I saw a cigarette packet the other day with this health warning:
Smoking can harm unborn babies
Had I blundered through a time warp into an alternate universe?
Governments continually worry about ‘women’s health’: that’s the term for free and unrestricted choice about taking whatever measures a woman deems appropriate for her own unwanted tissue. So by what mental gymnastics can governments protect unborn babiesfrom the baneful effects of smoking while also allowing – and even funding – the destruction of unborn fetuses?
I hold that abortion is an absolute wrong, always – but sins can be forgiven. I heard of a young Muslim woman who went weeping to the abortionist, fully conscious that she was about to commit a grave sin, but fearing for the alternative: the shame and hostility of her family and community.

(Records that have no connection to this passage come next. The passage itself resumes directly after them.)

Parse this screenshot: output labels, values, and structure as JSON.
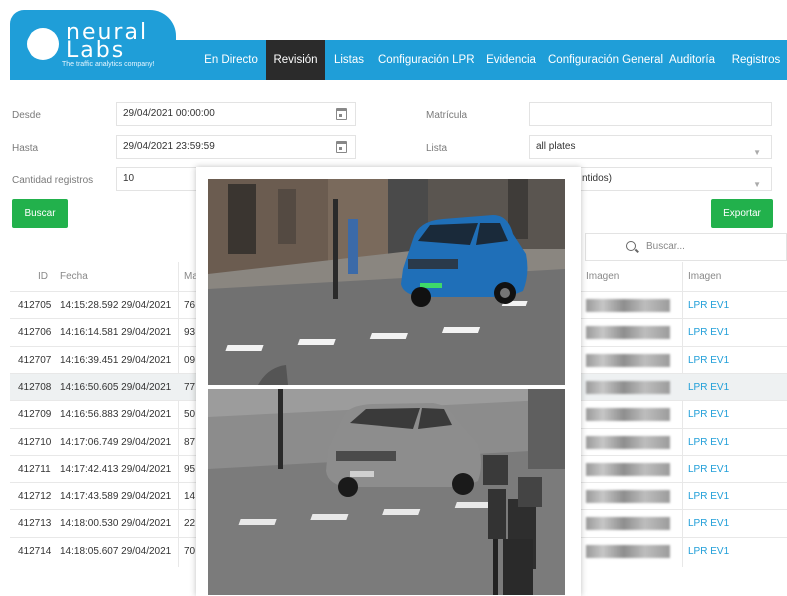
{
  "brand": {
    "logo_line1": "neural",
    "logo_line2": "Labs",
    "tagline": "The traffic analytics company!"
  },
  "nav": {
    "items": [
      "En Directo",
      "Revisión",
      "Listas",
      "Configuración LPR",
      "Evidencia",
      "Configuración General",
      "Auditoría",
      "Registros"
    ],
    "active": "Revisión"
  },
  "form": {
    "desde_label": "Desde",
    "desde_value": "29/04/2021 00:00:00",
    "hasta_label": "Hasta",
    "hasta_value": "29/04/2021 23:59:59",
    "cantidad_label": "Cantidad registros",
    "cantidad_value": "10",
    "matricula_label": "Matrícula",
    "matricula_value": "",
    "lista_label": "Lista",
    "lista_value": "all plates",
    "third_select_value": "ntidos)",
    "buscar_label": "Buscar",
    "exportar_label": "Exportar"
  },
  "search": {
    "placeholder": "Buscar..."
  },
  "table": {
    "headers": [
      "ID",
      "Fecha",
      "Ma",
      "Imagen",
      "Imagen"
    ],
    "rows": [
      {
        "id": "412705",
        "fecha": "14:15:28.592 29/04/2021",
        "m": "76",
        "link": "LPR EV1"
      },
      {
        "id": "412706",
        "fecha": "14:16:14.581 29/04/2021",
        "m": "93",
        "link": "LPR EV1"
      },
      {
        "id": "412707",
        "fecha": "14:16:39.451 29/04/2021",
        "m": "09",
        "link": "LPR EV1"
      },
      {
        "id": "412708",
        "fecha": "14:16:50.605 29/04/2021",
        "m": "77",
        "link": "LPR EV1"
      },
      {
        "id": "412709",
        "fecha": "14:16:56.883 29/04/2021",
        "m": "50",
        "link": "LPR EV1"
      },
      {
        "id": "412710",
        "fecha": "14:17:06.749 29/04/2021",
        "m": "87",
        "link": "LPR EV1"
      },
      {
        "id": "412711",
        "fecha": "14:17:42.413 29/04/2021",
        "m": "95",
        "link": "LPR EV1"
      },
      {
        "id": "412712",
        "fecha": "14:17:43.589 29/04/2021",
        "m": "14",
        "link": "LPR EV1"
      },
      {
        "id": "412713",
        "fecha": "14:18:00.530 29/04/2021",
        "m": "22",
        "link": "LPR EV1"
      },
      {
        "id": "412714",
        "fecha": "14:18:05.607 29/04/2021",
        "m": "70",
        "link": "LPR EV1"
      }
    ],
    "highlighted_row": 3
  },
  "colors": {
    "brand_blue": "#1f9ed8",
    "active_nav": "#2b2b2b",
    "green_button": "#22b14c",
    "car_blue": "#1f6fb8"
  }
}
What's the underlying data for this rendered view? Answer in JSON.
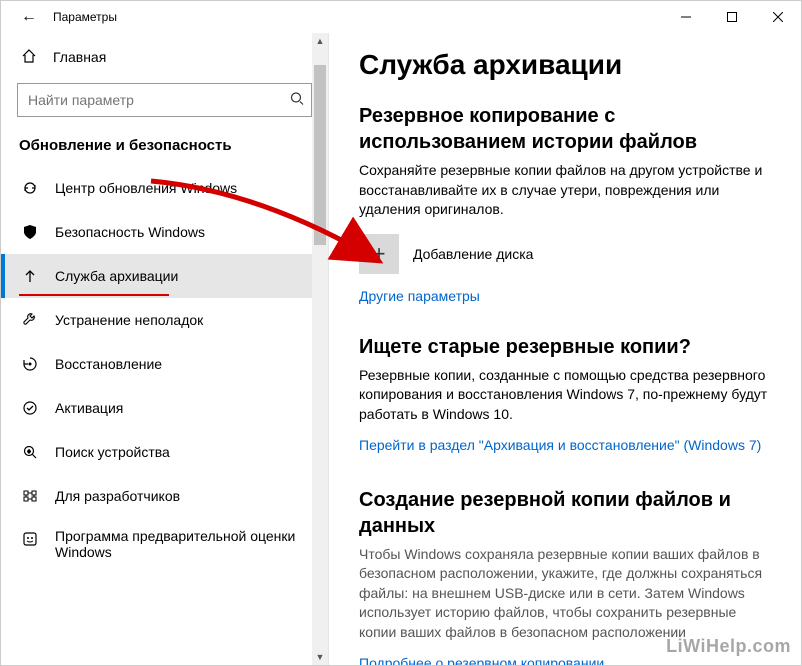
{
  "window": {
    "title": "Параметры",
    "back_label": "←"
  },
  "sidebar": {
    "home": "Главная",
    "search_placeholder": "Найти параметр",
    "group": "Обновление и безопасность",
    "items": [
      {
        "label": "Центр обновления Windows"
      },
      {
        "label": "Безопасность Windows"
      },
      {
        "label": "Служба архивации",
        "selected": true
      },
      {
        "label": "Устранение неполадок"
      },
      {
        "label": "Восстановление"
      },
      {
        "label": "Активация"
      },
      {
        "label": "Поиск устройства"
      },
      {
        "label": "Для разработчиков"
      },
      {
        "label": "Программа предварительной оценки Windows"
      }
    ]
  },
  "page": {
    "title": "Служба архивации",
    "section1": {
      "title": "Резервное копирование с использованием истории файлов",
      "body": "Сохраняйте резервные копии файлов на другом устройстве и восстанавливайте их в случае утери, повреждения или удаления оригиналов.",
      "add_drive": "Добавление диска",
      "more_options": "Другие параметры"
    },
    "section2": {
      "title": "Ищете старые резервные копии?",
      "body": "Резервные копии, созданные с помощью средства резервного копирования и восстановления Windows 7, по-прежнему будут работать в Windows 10.",
      "link": "Перейти в раздел \"Архивация и восстановление\" (Windows 7)"
    },
    "section3": {
      "title": "Создание резервной копии файлов и данных",
      "body": "Чтобы Windows сохраняла резервные копии ваших файлов в безопасном расположении, укажите, где должны сохраняться файлы: на внешнем USB-диске или в сети. Затем Windows использует историю файлов, чтобы сохранить резервные копии ваших файлов в безопасном расположении",
      "link": "Подробнее о резервном копировании"
    }
  },
  "watermark": "LiWiHelp.com"
}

I trust that God will forgive her and others like her.
Opposition to abortion is not an exclusively Catholic position. Non-Christians may not speak of sin and evil as religious people do but many are outraged by the insensitivity of those who value human life only in terms of its worth to themselves, who think that they alone can bestow value: objectively fetuses and babies are exactly the same thing, but to the subjective mind a baby is defined by being wanted and longed-for, while a fetus is not: if it’s loved it’s a baby; unloved it counts for nothing at all.

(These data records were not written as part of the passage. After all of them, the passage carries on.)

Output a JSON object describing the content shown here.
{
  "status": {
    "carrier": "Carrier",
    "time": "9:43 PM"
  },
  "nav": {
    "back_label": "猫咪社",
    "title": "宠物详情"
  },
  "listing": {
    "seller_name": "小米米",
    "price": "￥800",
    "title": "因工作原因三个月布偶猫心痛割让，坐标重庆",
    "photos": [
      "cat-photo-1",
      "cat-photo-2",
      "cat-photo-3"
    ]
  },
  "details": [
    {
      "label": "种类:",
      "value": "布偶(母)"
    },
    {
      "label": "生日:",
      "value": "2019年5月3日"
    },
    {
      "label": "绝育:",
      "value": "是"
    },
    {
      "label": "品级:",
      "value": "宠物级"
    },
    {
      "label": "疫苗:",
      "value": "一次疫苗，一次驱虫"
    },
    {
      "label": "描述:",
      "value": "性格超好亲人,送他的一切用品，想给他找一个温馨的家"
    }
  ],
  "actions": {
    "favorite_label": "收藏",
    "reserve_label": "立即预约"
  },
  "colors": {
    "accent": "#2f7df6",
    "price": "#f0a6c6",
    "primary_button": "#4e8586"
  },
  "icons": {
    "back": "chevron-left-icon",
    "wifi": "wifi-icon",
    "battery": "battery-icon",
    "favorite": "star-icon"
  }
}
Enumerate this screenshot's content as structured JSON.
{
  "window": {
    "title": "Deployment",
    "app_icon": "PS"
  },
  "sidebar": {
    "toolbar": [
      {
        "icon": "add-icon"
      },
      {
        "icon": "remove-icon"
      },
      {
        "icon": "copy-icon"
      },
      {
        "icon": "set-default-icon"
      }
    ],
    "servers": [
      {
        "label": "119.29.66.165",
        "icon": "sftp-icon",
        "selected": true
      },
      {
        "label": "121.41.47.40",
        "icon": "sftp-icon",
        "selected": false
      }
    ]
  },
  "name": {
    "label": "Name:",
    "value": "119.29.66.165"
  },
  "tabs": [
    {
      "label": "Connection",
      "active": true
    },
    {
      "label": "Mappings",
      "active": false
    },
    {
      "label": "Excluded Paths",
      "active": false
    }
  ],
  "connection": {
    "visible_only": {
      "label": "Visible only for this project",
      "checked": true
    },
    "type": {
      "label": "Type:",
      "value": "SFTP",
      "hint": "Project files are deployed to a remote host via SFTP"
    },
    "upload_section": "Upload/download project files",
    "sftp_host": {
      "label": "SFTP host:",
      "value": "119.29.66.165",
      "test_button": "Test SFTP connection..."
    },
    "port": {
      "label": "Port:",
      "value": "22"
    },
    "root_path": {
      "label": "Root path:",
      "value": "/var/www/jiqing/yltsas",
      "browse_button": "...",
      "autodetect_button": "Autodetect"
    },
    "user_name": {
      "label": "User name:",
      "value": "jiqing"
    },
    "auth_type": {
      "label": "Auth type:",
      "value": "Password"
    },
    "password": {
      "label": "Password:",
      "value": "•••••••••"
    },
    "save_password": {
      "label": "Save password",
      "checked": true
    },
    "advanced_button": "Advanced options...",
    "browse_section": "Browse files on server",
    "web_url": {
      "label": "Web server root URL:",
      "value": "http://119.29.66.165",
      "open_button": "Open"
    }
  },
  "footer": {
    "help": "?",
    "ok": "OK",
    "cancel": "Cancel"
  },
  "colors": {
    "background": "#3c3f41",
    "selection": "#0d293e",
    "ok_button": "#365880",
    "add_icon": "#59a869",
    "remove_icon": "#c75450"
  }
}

It is absurd to regard the moment of birth as the boundary between human existence and non-existence, between ‘women’s health’ and murder. In decades past it might have been possible to pretend that the unseen fetus is not a human child. However advances in embryology, particularly photography and ultrasound, make it perfectly clear that unborn babies behave like babies. So let’s call it what it is: abortion is nothing other than pre-natal infanticide.
Why do I speak of a deed that dare not speak its name? Because of the hardest truth of all: so many families have been affected by abortion. Some, like the Muslim girl, have a sense of shame and loss; others consciously refuse to acknowledge that they have done any wrong at all; many more (perhaps the majority) are deeply disturbed but remain in denial. So much hurt needs healing, but honesty must come first. Let’s avoid weasel words like ‘terminations’ and ‘women’s health’.
Governments please note: don’t cry for unborn babies unless you really mean it!
The Dawson Centre ‘Summer School Season’ concluded last Friday afternoon. Numbers were a little down this year, but five people joined the intensive New Testament Greek course last week and three in the previous week for Latin. Talent compensated for numbers: participants were very talented and very focused. One brave woman attended both courses – a record, I think. I really enjoyed teaching them.
The great thing about these schools is that they attract enthusiasts, people who value our cultural patrimony and are determined to broaden their knowledge. They bring so much to the courses, too: I find that I learn as much from them as (I hope) they do from me.
THE COMING OF THE LIGHT
Many of us feel that the darkness is closing in: freedom of speech can be risky, if one holds views that are unpopular or out of synch with the prevailing secular culture. It’s a fanciful thought, but Beethoven would have understood. Be inspired by this clip from Fidelio, when political prisoners are released from their dungeons to see at last the light of day:
We had a very good result from our survey – nearly 20% of those on our mailing list responded and their responses were generally positive and encouraging. Thank you! You can read the detailed survey report here.
With best wishes to all,
Gender ideology vs Truth: How to be an Influencer
Peter shows how the Christian faith has had a profound influence on the shape of Western society, and how this influence has been waning and replaced by cultural Marxism with its fraudulent view of human sexuality. He will also show how you can be an influencer to help reshape society.
Gregorian Chant: Wellspring, Model, and Heart of All Sacred Music
This talk by an internationally-recognized specialist on liturgy will be an opportunity for non-emotive and intellectual debate, factual and historical critique and a genuine openness to traditional liturgy.
Tuesday 2 April
Town Hall – Elizabeth Street Conference Room
Admission free – all welcome
As usual, these talks will be recorded and posted online for our readers who are not resident in Hobart
LATIN INTENSIVE RESIDENTIAL WORKSHOP, 7-20 July 2019, Rome, Italy
The goal is to examine two millennia of Roman and Italian culture – art as well as literature – through the medium of the Latin Language which is common to the whole tradition. We shall read pieces by the major writers of the Classical Canon and by their successors in Medieval and Renaissance times. Genres will include Epic Poetry, Oratory, Philosophy and History.
Full information are posted here. Any proceeds from these schools will go towards the work of the Dawson Centre.
FOR YOUR DIARY:
THE 2019 COLLOQUIUM – 28/29 JUNE – ‘REBUILDING THE WALLS OF SION’